Exercise:
Within the material below, find each line bearing the word "capital" and present it.

Input:
== Segment start ==
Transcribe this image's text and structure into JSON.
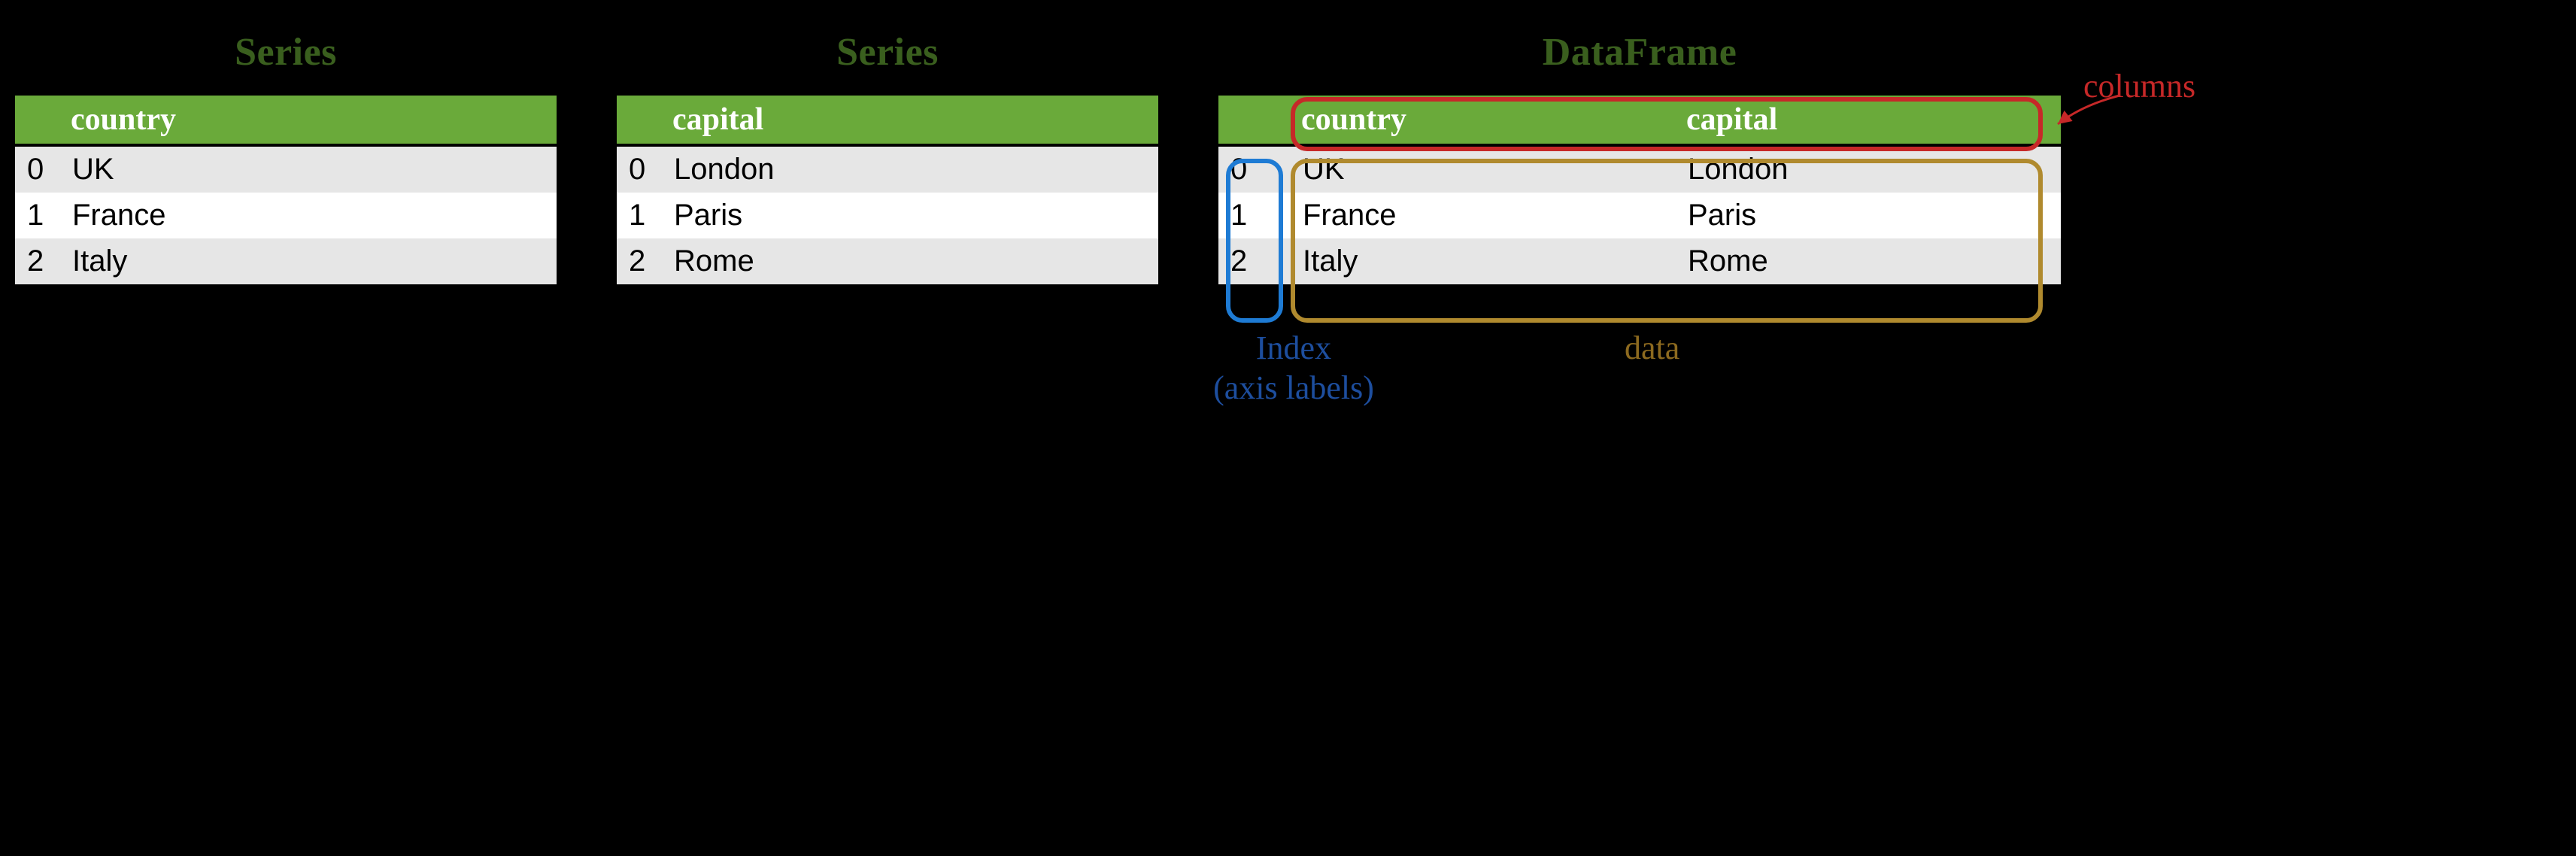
{
  "series1": {
    "title": "Series",
    "column": "country",
    "rows": [
      {
        "idx": "0",
        "val": "UK"
      },
      {
        "idx": "1",
        "val": "France"
      },
      {
        "idx": "2",
        "val": "Italy"
      }
    ]
  },
  "series2": {
    "title": "Series",
    "column": "capital",
    "rows": [
      {
        "idx": "0",
        "val": "London"
      },
      {
        "idx": "1",
        "val": "Paris"
      },
      {
        "idx": "2",
        "val": "Rome"
      }
    ]
  },
  "df": {
    "title": "DataFrame",
    "columns": [
      "country",
      "capital"
    ],
    "rows": [
      {
        "idx": "0",
        "country": "UK",
        "capital": "London"
      },
      {
        "idx": "1",
        "country": "France",
        "capital": "Paris"
      },
      {
        "idx": "2",
        "country": "Italy",
        "capital": "Rome"
      }
    ]
  },
  "annotations": {
    "columns": "columns",
    "index_line1": "Index",
    "index_line2": "(axis labels)",
    "data": "data"
  },
  "colors": {
    "header_bg": "#6aaa3a",
    "title_fg": "#3a5f1e",
    "anno_columns": "#c62828",
    "anno_index_border": "#1e7bd4",
    "anno_index_text": "#1d4e9e",
    "anno_data_border": "#b08a2e",
    "anno_data_text": "#8d6a1f"
  }
}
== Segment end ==
Task output:
    "column": "capital",
      "capital"
        "capital": "London"
        "capital": "Paris"
        "capital": "Rome"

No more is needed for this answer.